▶ TASK STATEMENT
Repeat the data in full. Drop every picture.

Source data
--

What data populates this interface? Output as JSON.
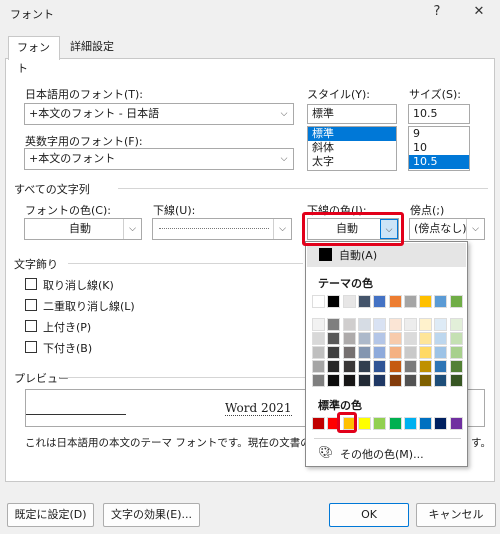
{
  "window": {
    "title": "フォント",
    "help": "?",
    "close": "✕"
  },
  "tabs": [
    "フォント",
    "詳細設定"
  ],
  "jp_font": {
    "label": "日本語用のフォント(T):",
    "value": "+本文のフォント - 日本語"
  },
  "en_font": {
    "label": "英数字用のフォント(F):",
    "value": "+本文のフォント"
  },
  "style": {
    "label": "スタイル(Y):",
    "value": "標準",
    "options": [
      "標準",
      "斜体",
      "太字"
    ],
    "selected": 0
  },
  "size": {
    "label": "サイズ(S):",
    "value": "10.5",
    "options": [
      "9",
      "10",
      "10.5"
    ],
    "selected": 2
  },
  "all_text": {
    "section": "すべての文字列",
    "font_color_label": "フォントの色(C):",
    "font_color_value": "自動",
    "underline_label": "下線(U):",
    "underline_value": "",
    "underline_color_label": "下線の色(I):",
    "underline_color_value": "自動",
    "emphasis_label": "傍点(;)",
    "emphasis_value": "(傍点なし)"
  },
  "effects": {
    "section": "文字飾り",
    "items": [
      "取り消し線(K)",
      "二重取り消し線(L)",
      "上付き(P)",
      "下付き(B)"
    ]
  },
  "preview": {
    "section": "プレビュー",
    "sample": "Word 2021",
    "note": "これは日本語用の本文のテーマ フォントです。現在の文書のテーマ",
    "note_tail": "す。"
  },
  "color_popup": {
    "auto_label": "自動(A)",
    "theme_label": "テーマの色",
    "standard_label": "標準の色",
    "more_label": "その他の色(M)...",
    "theme_colors": [
      "#ffffff",
      "#000000",
      "#e7e6e6",
      "#44546a",
      "#4472c4",
      "#ed7d31",
      "#a5a5a5",
      "#ffc000",
      "#5b9bd5",
      "#70ad47"
    ],
    "theme_shades": [
      [
        "#f2f2f2",
        "#7f7f7f",
        "#d0cece",
        "#d6dce4",
        "#d9e2f3",
        "#fbe5d5",
        "#ededed",
        "#fff2cc",
        "#deebf6",
        "#e2efd9"
      ],
      [
        "#d8d8d8",
        "#595959",
        "#aeabab",
        "#adb9ca",
        "#b4c6e7",
        "#f7cbac",
        "#dbdbdb",
        "#fee599",
        "#bdd7ee",
        "#c5e0b3"
      ],
      [
        "#bfbfbf",
        "#3f3f3f",
        "#757070",
        "#8496b0",
        "#8eaadb",
        "#f4b183",
        "#c9c9c9",
        "#ffd965",
        "#9dc3e6",
        "#a8d08d"
      ],
      [
        "#a5a5a5",
        "#262626",
        "#3a3838",
        "#323f4f",
        "#2f5496",
        "#c55a11",
        "#7b7b7b",
        "#bf9000",
        "#2e75b5",
        "#538135"
      ],
      [
        "#7f7f7f",
        "#0c0c0c",
        "#171616",
        "#222a35",
        "#1f3864",
        "#833c0b",
        "#525252",
        "#7f6000",
        "#1e4e79",
        "#375623"
      ]
    ],
    "standard_colors": [
      "#c00000",
      "#ff0000",
      "#ffc000",
      "#ffff00",
      "#92d050",
      "#00b050",
      "#00b0f0",
      "#0070c0",
      "#002060",
      "#7030a0"
    ],
    "selected_standard": 2
  },
  "buttons": {
    "default": "既定に設定(D)",
    "effects": "文字の効果(E)...",
    "ok": "OK",
    "cancel": "キャンセル"
  }
}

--

▶ ANSWER FOR THE TASK
What data populates this interface? Output as JSON.
{
  "window": {
    "title": "フォント",
    "help": "?",
    "close": "✕"
  },
  "tabs": [
    "フォント",
    "詳細設定"
  ],
  "jp_font": {
    "label": "日本語用のフォント(T):",
    "value": "+本文のフォント - 日本語"
  },
  "en_font": {
    "label": "英数字用のフォント(F):",
    "value": "+本文のフォント"
  },
  "style": {
    "label": "スタイル(Y):",
    "value": "標準",
    "options": [
      "標準",
      "斜体",
      "太字"
    ],
    "selected": 0
  },
  "size": {
    "label": "サイズ(S):",
    "value": "10.5",
    "options": [
      "9",
      "10",
      "10.5"
    ],
    "selected": 2
  },
  "all_text": {
    "section": "すべての文字列",
    "font_color_label": "フォントの色(C):",
    "font_color_value": "自動",
    "underline_label": "下線(U):",
    "underline_value": "",
    "underline_color_label": "下線の色(I):",
    "underline_color_value": "自動",
    "emphasis_label": "傍点(;)",
    "emphasis_value": "(傍点なし)"
  },
  "effects": {
    "section": "文字飾り",
    "items": [
      "取り消し線(K)",
      "二重取り消し線(L)",
      "上付き(P)",
      "下付き(B)"
    ]
  },
  "preview": {
    "section": "プレビュー",
    "sample": "Word 2021",
    "note": "これは日本語用の本文のテーマ フォントです。現在の文書のテーマ",
    "note_tail": "す。"
  },
  "color_popup": {
    "auto_label": "自動(A)",
    "theme_label": "テーマの色",
    "standard_label": "標準の色",
    "more_label": "その他の色(M)...",
    "theme_colors": [
      "#ffffff",
      "#000000",
      "#e7e6e6",
      "#44546a",
      "#4472c4",
      "#ed7d31",
      "#a5a5a5",
      "#ffc000",
      "#5b9bd5",
      "#70ad47"
    ],
    "theme_shades": [
      [
        "#f2f2f2",
        "#7f7f7f",
        "#d0cece",
        "#d6dce4",
        "#d9e2f3",
        "#fbe5d5",
        "#ededed",
        "#fff2cc",
        "#deebf6",
        "#e2efd9"
      ],
      [
        "#d8d8d8",
        "#595959",
        "#aeabab",
        "#adb9ca",
        "#b4c6e7",
        "#f7cbac",
        "#dbdbdb",
        "#fee599",
        "#bdd7ee",
        "#c5e0b3"
      ],
      [
        "#bfbfbf",
        "#3f3f3f",
        "#757070",
        "#8496b0",
        "#8eaadb",
        "#f4b183",
        "#c9c9c9",
        "#ffd965",
        "#9dc3e6",
        "#a8d08d"
      ],
      [
        "#a5a5a5",
        "#262626",
        "#3a3838",
        "#323f4f",
        "#2f5496",
        "#c55a11",
        "#7b7b7b",
        "#bf9000",
        "#2e75b5",
        "#538135"
      ],
      [
        "#7f7f7f",
        "#0c0c0c",
        "#171616",
        "#222a35",
        "#1f3864",
        "#833c0b",
        "#525252",
        "#7f6000",
        "#1e4e79",
        "#375623"
      ]
    ],
    "standard_colors": [
      "#c00000",
      "#ff0000",
      "#ffc000",
      "#ffff00",
      "#92d050",
      "#00b050",
      "#00b0f0",
      "#0070c0",
      "#002060",
      "#7030a0"
    ],
    "selected_standard": 2
  },
  "buttons": {
    "default": "既定に設定(D)",
    "effects": "文字の効果(E)...",
    "ok": "OK",
    "cancel": "キャンセル"
  }
}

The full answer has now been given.